PMCID: PMC1803337  PMID: 15056698
Charcot-Marie-Tooth disease; connexon; freeze fracture; immunogold labeling; sciatic nerve; tight junction
6.  Ultrastructural localization of connexins (Cx36, Cx43, Cx45), glutamate receptors and aquaporin-4 in rodent olfactory mucosa, olfactory nerve and olfactory bulb 
Journal of neurocytology  2006;34(3-5):307-341.

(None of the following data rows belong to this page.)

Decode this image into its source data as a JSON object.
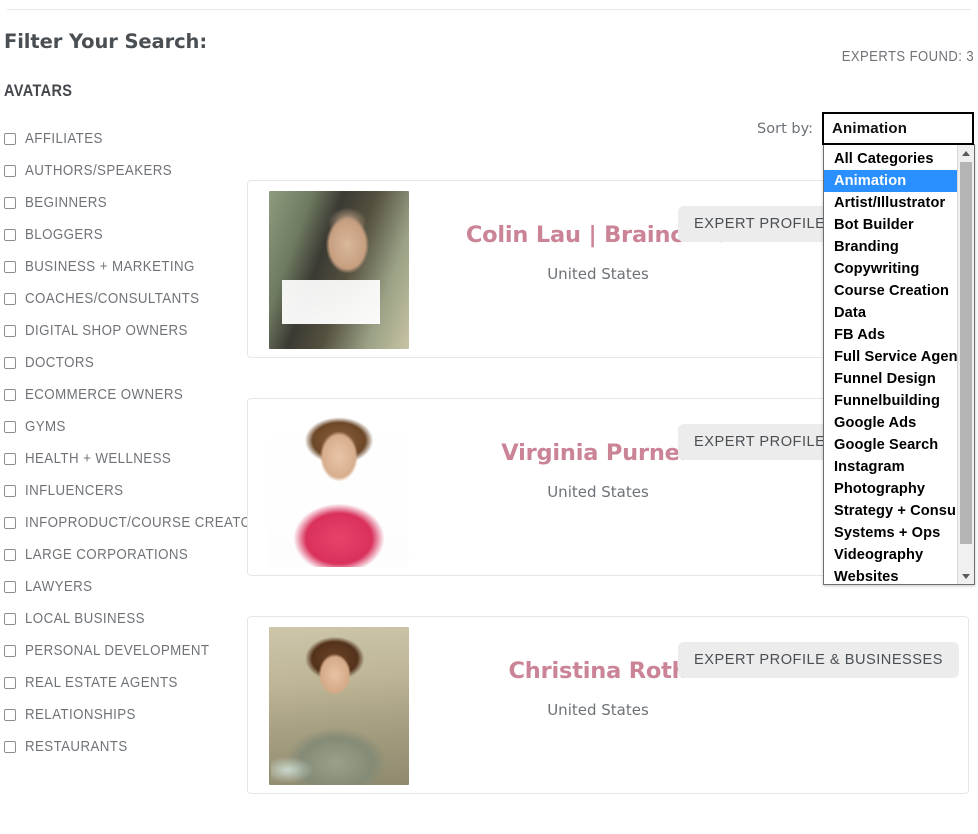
{
  "sidebar": {
    "filter_title": "Filter Your Search:",
    "group_heading": "AVATARS",
    "items": [
      {
        "label": "AFFILIATES",
        "checked": false
      },
      {
        "label": "AUTHORS/SPEAKERS",
        "checked": false
      },
      {
        "label": "BEGINNERS",
        "checked": false
      },
      {
        "label": "BLOGGERS",
        "checked": false
      },
      {
        "label": "BUSINESS + MARKETING",
        "checked": false
      },
      {
        "label": "COACHES/CONSULTANTS",
        "checked": false
      },
      {
        "label": "DIGITAL SHOP OWNERS",
        "checked": false
      },
      {
        "label": "DOCTORS",
        "checked": false
      },
      {
        "label": "ECOMMERCE OWNERS",
        "checked": false
      },
      {
        "label": "GYMS",
        "checked": false
      },
      {
        "label": "HEALTH + WELLNESS",
        "checked": false
      },
      {
        "label": "INFLUENCERS",
        "checked": false
      },
      {
        "label": "INFOPRODUCT/COURSE CREATORS",
        "checked": false
      },
      {
        "label": "LARGE CORPORATIONS",
        "checked": false
      },
      {
        "label": "LAWYERS",
        "checked": false
      },
      {
        "label": "LOCAL BUSINESS",
        "checked": false
      },
      {
        "label": "PERSONAL DEVELOPMENT",
        "checked": false
      },
      {
        "label": "REAL ESTATE AGENTS",
        "checked": false
      },
      {
        "label": "RELATIONSHIPS",
        "checked": false
      },
      {
        "label": "RESTAURANTS",
        "checked": false
      }
    ]
  },
  "results": {
    "experts_found": "EXPERTS FOUND: 3"
  },
  "sort": {
    "label": "Sort by:",
    "selected": "Animation",
    "options": [
      "All Categories",
      "Animation",
      "Artist/Illustrator",
      "Bot Builder",
      "Branding",
      "Copywriting",
      "Course Creation",
      "Data",
      "FB Ads",
      "Full Service Agency",
      "Funnel Design",
      "Funnelbuilding",
      "Google Ads",
      "Google Search",
      "Instagram",
      "Photography",
      "Strategy + Consulting",
      "Systems + Ops",
      "Videography",
      "Websites"
    ],
    "highlight_color": "#2a8fff"
  },
  "experts": [
    {
      "name": "Colin Lau | Brainchild",
      "country": "United States",
      "button_label": "EXPERT PROFILE & BUSINESSES",
      "photo_class": "ph1"
    },
    {
      "name": "Virginia Purnell",
      "country": "United States",
      "button_label": "EXPERT PROFILE & BUSINESSES",
      "photo_class": "ph2"
    },
    {
      "name": "Christina Roth",
      "country": "United States",
      "button_label": "EXPERT PROFILE & BUSINESSES",
      "photo_class": "ph3"
    }
  ],
  "theme": {
    "name_color": "#cb8496",
    "text_color": "#6f7378",
    "button_bg": "#ececec"
  }
}
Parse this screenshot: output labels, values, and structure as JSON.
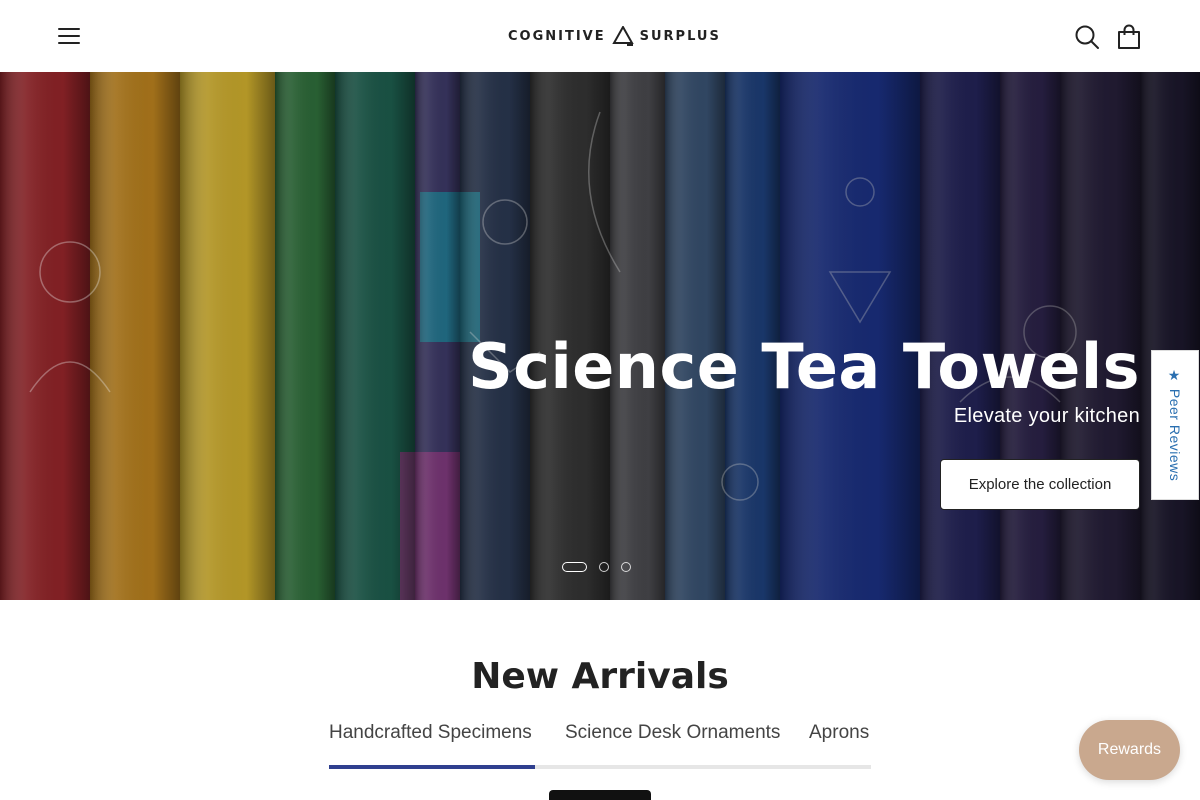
{
  "header": {
    "brand": "COGNITIVE",
    "brand2": "SURPLUS",
    "icons": {
      "menu": "hamburger-menu-icon",
      "search": "search-icon",
      "cart": "shopping-bag-icon"
    }
  },
  "hero": {
    "title": "Science Tea Towels",
    "subtitle": "Elevate your kitchen",
    "cta_label": "Explore the collection",
    "slides": 3,
    "active_slide": 1
  },
  "side_tab": {
    "label": "★ Peer Reviews"
  },
  "new_arrivals": {
    "title": "New Arrivals",
    "tabs": [
      {
        "label": "Handcrafted Specimens",
        "active": true
      },
      {
        "label": "Science Desk Ornaments",
        "active": false
      },
      {
        "label": "Aprons",
        "active": false
      }
    ]
  },
  "rewards": {
    "label": "Rewards"
  },
  "colors": {
    "tab_indicator": "#2f3f8f",
    "rewards_bg": "#c9a88e",
    "side_tab_text": "#2a6fb0"
  }
}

Odorant/receptor binding and initial olfactory information processing occurs in olfactory receptor neurons (ORNs) within the olfactory epithelium. Subsequent information coding involves high-frequency spike synchronization of paired mitral/tufted cell dendrites within olfactory bulb (OB) glomeruli via positive feedback between glutamate receptors and closely-associated gap junctions. With mRNA for connexins Cx36, Cx43 and Cx45 detected within ORN somata and Cx36 and Cx43 proteins reported in ORN somata and axons, abundant gap junctions were proposed to couple ORNs. We used freeze-fracture replica immunogold labeling (FRIL) and confocal immunofluorescence microscopy to examine Cx36, Cx43 and Cx45 protein in gap junctions in olfactory mucosa, olfactory nerve and OB in adult rats and mice and early postnatal rats. In olfactory mucosa, Cx43 was detected in gap junctions between virtually all intrinsic cell types except ORNs and basal cells; whereas Cx45 was restricted to gap junctions in sustentacular cells. ORN axons contained neither gap junctions nor any of the three connexins. In OB, Cx43 was detected in homologous gap junctions between almost all cell types except neurons and oligodendrocytes. Cx36 and, less abundantly, Cx45 were present in neuronal gap junctions, primarily at “mixed” glutamatergic/electrical synapses between presumptive mitral/tufted cell dendrites. Genomic analysis revealed multiple miRNA (micro interfering RNA) binding sequences in 3′-untranslated regions of Cx36, Cx43 and Cx45 genes, consistent with cell-type-specific post-transcriptional regulation of connexin synthesis. Our data confirm absence of gap junctions between ORNs, and support Cx36- and Cx45-containing gap junctions at glutamatergic mixed synapses between mitral/tufted cells as contributing to higher-order information coding within OB glomeruli.
PMCID: PMC1525003  PMID: 16841170

Results 1-6 (6)